Ó Birkha¨user Verlag, Basel, 2009
Pure and Applied Geophysics
Lituya Bay Landslide Impact Generated Mega-Tsunami 50th Anniversary
HERMANN M. FRITZ, FAHAD MOHAMMED, and JESEON YOO
Abstract—On July 10, 1958, an earthquake Mw 8.3 along the Fairweather fault triggered a major subaerial landslide into Gilbert Inlet at the head of Lituya Bay on the southern coast of Alaska. The landslide impacted the water at high speed generating a giant tsunami and the highest wave runup in recorded history. The megatsunami runup to an elevation of 524 m caused total forest destruction and erosion down to bedrock on a spur ridge in direct prolongation of the slide axis. A cross section of Gilbert Inlet was rebuilt at 1:675 scale in a twodimensional physical laboratory model based on the generalized Froude similarity. A pneumatic landslide tsunami generator was used to generate a high-speed granular slide with controlled impact characteristics. Stateof-the-art laser measurement techniques such as particle image velocimetry (PIV) and laser distance sensors
(LDS) were applied to the decisive initial phase with landslide impact and wave generation as well as the runup on the headland. PIV provided instantaneous velocity vector fields in a large area of interest and gave insight into kinematics of wave generation and runup. The entire process of a high-speed granular landslide impact may be subdivided into two main stages: (a) Landslide impact and penetration with flow separation, cavity formation and wave generation, and (b) air cavity collapse with landslide run-out and debris detrainment causing massive phase mixing. Formation of a large air cavity — similar to an asteroid impact — in the back of the landslide is highlighted. A three-dimenional pneumatic landslide tsunami generator was designed, constructed and successfully deployed in the tsunami wave basin at OSU. The Lituya Bay landslide was reproduced in a threedimensional physical model at 1:400 scale. The landslide surface velocities distribution was measured with PIV.

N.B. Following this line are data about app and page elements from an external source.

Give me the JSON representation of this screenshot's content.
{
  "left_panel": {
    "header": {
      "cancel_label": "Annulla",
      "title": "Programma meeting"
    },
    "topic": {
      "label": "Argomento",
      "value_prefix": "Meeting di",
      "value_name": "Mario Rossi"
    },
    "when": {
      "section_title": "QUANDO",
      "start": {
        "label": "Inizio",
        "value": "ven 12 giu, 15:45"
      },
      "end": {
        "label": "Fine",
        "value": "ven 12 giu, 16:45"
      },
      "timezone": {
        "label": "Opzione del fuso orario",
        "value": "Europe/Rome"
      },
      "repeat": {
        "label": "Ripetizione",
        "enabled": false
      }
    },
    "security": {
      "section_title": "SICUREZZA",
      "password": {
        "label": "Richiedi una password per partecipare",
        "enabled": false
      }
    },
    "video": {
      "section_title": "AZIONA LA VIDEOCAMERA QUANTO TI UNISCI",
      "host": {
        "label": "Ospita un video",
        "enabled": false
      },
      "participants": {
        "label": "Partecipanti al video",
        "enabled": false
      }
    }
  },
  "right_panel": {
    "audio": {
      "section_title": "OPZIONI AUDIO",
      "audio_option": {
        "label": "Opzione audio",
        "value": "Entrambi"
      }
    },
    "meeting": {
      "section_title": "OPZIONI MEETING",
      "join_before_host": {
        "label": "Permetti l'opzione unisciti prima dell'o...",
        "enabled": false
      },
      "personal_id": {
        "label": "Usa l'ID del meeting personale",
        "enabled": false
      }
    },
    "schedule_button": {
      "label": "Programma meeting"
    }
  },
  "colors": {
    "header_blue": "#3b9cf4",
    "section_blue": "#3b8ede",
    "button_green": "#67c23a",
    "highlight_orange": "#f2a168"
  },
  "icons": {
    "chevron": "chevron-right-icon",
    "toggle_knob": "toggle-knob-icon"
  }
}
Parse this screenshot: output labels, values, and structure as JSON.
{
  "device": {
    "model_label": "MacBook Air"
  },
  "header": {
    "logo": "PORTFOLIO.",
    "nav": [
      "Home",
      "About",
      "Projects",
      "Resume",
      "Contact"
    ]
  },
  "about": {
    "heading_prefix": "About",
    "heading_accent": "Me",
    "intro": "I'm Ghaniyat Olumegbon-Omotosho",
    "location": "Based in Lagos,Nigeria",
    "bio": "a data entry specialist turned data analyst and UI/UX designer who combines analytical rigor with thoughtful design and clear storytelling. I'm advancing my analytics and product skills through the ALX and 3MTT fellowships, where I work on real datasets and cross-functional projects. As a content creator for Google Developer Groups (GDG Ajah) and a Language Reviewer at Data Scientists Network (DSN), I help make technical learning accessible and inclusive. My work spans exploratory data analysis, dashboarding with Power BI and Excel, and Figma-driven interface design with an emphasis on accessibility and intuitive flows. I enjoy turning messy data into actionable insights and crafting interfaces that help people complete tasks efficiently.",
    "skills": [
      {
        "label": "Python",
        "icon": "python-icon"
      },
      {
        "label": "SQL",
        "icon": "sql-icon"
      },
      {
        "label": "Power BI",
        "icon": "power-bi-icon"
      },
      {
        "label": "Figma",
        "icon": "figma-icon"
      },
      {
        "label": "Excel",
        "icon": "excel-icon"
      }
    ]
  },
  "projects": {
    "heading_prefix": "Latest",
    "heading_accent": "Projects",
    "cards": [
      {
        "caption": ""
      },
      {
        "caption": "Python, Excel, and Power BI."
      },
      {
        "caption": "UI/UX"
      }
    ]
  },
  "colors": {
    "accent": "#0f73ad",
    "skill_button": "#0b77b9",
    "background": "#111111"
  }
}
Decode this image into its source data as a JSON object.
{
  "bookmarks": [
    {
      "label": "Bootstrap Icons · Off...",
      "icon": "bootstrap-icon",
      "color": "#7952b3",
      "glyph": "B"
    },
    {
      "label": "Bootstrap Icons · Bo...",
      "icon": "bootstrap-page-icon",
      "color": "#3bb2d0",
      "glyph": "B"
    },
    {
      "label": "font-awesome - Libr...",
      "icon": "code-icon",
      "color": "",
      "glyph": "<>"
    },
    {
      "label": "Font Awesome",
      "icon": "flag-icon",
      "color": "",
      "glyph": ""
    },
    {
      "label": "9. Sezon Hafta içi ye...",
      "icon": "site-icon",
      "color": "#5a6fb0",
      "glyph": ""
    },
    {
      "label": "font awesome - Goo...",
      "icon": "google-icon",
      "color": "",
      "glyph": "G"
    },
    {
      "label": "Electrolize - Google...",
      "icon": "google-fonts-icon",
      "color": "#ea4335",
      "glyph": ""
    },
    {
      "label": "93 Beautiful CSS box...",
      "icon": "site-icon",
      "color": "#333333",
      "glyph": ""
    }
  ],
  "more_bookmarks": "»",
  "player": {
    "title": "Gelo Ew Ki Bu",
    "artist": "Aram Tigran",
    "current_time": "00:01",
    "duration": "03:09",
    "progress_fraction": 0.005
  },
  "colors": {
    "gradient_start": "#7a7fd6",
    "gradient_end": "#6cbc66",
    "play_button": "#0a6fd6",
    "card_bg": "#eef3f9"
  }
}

The measured tsunami amplitude and runup heights serve as benchmark for analytical and numerical models.
Key words: Tsunami, landslide, landslide generated tsunami, natural hazard, nonlinear gravity water waves, wave runup, near-field wave characteristics, slide energy conversion, three-phase flow, Alaska.
Lituya Bay is a T-shaped tidal inlet that cuts through the coastal lowlands and the foothills flanking the Fairweather Range of the St. Elias Mountains on the southern coast of Alaska shown in Figure 1a. The stem corresponding to the main part of the T-shaped bay is 12 km long and extends northeastward from the bay entrance. The width of the stem ranges from 1.2 to 3.3 km except at the entrance, which is only 300 m wide. The bay fills and slightly overflows a depression carved by a valley glacier of which Lituya,
North Crillon and Cascade glaciers are remnants. Submarine contours show a pronounced
School of Civil and Environmental Engineering, Georgia Institute of Technology, 210 Technology Circle,
Savannah, GA 31407, U.S.A. E-mail: firstname.lastname@example.org
H.M. Fritz et al.
Pure appl. geophys.,
Lituya Bay, Alaska: (a) Overview in August 1958 (MILLER, 1960). Forest destroyed to a maximum elevation of
524 m and a maximum distance of 1100 m from high-tide shoreline at Fish Lake due to a giant tsunami generated on 10 July 1958 by a landslide at the head of the bay. (b) Map showing topographic and bathymetric contours, trace of Fairweather fault, 1958 landslide and trimline of tsunami runup (MILLER, 1960).
Vol. 166, 2009
Lituya Bay Landslide
U-shaped trench with steep walls and a broad flat floor sloping gently downward from the head of the bay to a maximum depth of 220 m. Minimum depth at the entrance of the bay is 10 m. At the head of the bay the walls are fjord-like glacially over-steeped. The